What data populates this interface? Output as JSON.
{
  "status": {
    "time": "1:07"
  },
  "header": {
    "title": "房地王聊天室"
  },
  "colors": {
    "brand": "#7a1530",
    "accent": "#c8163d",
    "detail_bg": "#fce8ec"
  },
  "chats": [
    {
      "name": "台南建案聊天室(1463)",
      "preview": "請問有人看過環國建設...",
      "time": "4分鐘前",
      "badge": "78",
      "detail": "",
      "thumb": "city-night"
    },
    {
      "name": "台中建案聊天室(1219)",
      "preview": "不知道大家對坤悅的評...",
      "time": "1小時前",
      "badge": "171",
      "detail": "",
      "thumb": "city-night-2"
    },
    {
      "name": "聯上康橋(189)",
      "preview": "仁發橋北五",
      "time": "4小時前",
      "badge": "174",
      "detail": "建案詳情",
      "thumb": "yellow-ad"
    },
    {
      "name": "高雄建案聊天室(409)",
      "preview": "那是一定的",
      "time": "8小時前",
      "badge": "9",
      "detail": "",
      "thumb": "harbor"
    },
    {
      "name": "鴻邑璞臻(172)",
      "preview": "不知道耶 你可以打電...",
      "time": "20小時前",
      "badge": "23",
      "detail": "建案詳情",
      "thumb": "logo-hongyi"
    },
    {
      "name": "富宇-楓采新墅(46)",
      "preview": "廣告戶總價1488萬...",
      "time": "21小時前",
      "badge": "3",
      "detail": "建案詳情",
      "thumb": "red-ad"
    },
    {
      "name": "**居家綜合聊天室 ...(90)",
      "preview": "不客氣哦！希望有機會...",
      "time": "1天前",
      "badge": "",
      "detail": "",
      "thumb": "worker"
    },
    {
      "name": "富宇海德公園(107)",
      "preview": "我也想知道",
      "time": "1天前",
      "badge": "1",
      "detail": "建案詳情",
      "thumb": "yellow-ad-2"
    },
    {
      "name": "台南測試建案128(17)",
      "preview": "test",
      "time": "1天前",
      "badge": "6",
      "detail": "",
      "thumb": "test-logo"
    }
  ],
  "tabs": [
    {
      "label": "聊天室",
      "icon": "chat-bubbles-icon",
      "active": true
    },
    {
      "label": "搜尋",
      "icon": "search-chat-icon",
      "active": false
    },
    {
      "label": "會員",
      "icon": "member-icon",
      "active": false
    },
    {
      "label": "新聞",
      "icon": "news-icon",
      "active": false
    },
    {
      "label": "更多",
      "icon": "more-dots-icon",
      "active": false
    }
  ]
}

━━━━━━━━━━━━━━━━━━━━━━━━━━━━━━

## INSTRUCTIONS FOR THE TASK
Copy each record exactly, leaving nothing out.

## TASK RESPONSE
What data populates this interface? Output as JSON.
{
  "status": {
    "time": "1:07"
  },
  "header": {
    "title": "房地王聊天室"
  },
  "colors": {
    "brand": "#7a1530",
    "accent": "#c8163d",
    "detail_bg": "#fce8ec"
  },
  "chats": [
    {
      "name": "台南建案聊天室(1463)",
      "preview": "請問有人看過環國建設...",
      "time": "4分鐘前",
      "badge": "78",
      "detail": "",
      "thumb": "city-night"
    },
    {
      "name": "台中建案聊天室(1219)",
      "preview": "不知道大家對坤悅的評...",
      "time": "1小時前",
      "badge": "171",
      "detail": "",
      "thumb": "city-night-2"
    },
    {
      "name": "聯上康橋(189)",
      "preview": "仁發橋北五",
      "time": "4小時前",
      "badge": "174",
      "detail": "建案詳情",
      "thumb": "yellow-ad"
    },
    {
      "name": "高雄建案聊天室(409)",
      "preview": "那是一定的",
      "time": "8小時前",
      "badge": "9",
      "detail": "",
      "thumb": "harbor"
    },
    {
      "name": "鴻邑璞臻(172)",
      "preview": "不知道耶 你可以打電...",
      "time": "20小時前",
      "badge": "23",
      "detail": "建案詳情",
      "thumb": "logo-hongyi"
    },
    {
      "name": "富宇-楓采新墅(46)",
      "preview": "廣告戶總價1488萬...",
      "time": "21小時前",
      "badge": "3",
      "detail": "建案詳情",
      "thumb": "red-ad"
    },
    {
      "name": "**居家綜合聊天室 ...(90)",
      "preview": "不客氣哦！希望有機會...",
      "time": "1天前",
      "badge": "",
      "detail": "",
      "thumb": "worker"
    },
    {
      "name": "富宇海德公園(107)",
      "preview": "我也想知道",
      "time": "1天前",
      "badge": "1",
      "detail": "建案詳情",
      "thumb": "yellow-ad-2"
    },
    {
      "name": "台南測試建案128(17)",
      "preview": "test",
      "time": "1天前",
      "badge": "6",
      "detail": "",
      "thumb": "test-logo"
    }
  ],
  "tabs": [
    {
      "label": "聊天室",
      "icon": "chat-bubbles-icon",
      "active": true
    },
    {
      "label": "搜尋",
      "icon": "search-chat-icon",
      "active": false
    },
    {
      "label": "會員",
      "icon": "member-icon",
      "active": false
    },
    {
      "label": "新聞",
      "icon": "news-icon",
      "active": false
    },
    {
      "label": "更多",
      "icon": "more-dots-icon",
      "active": false
    }
  ]
}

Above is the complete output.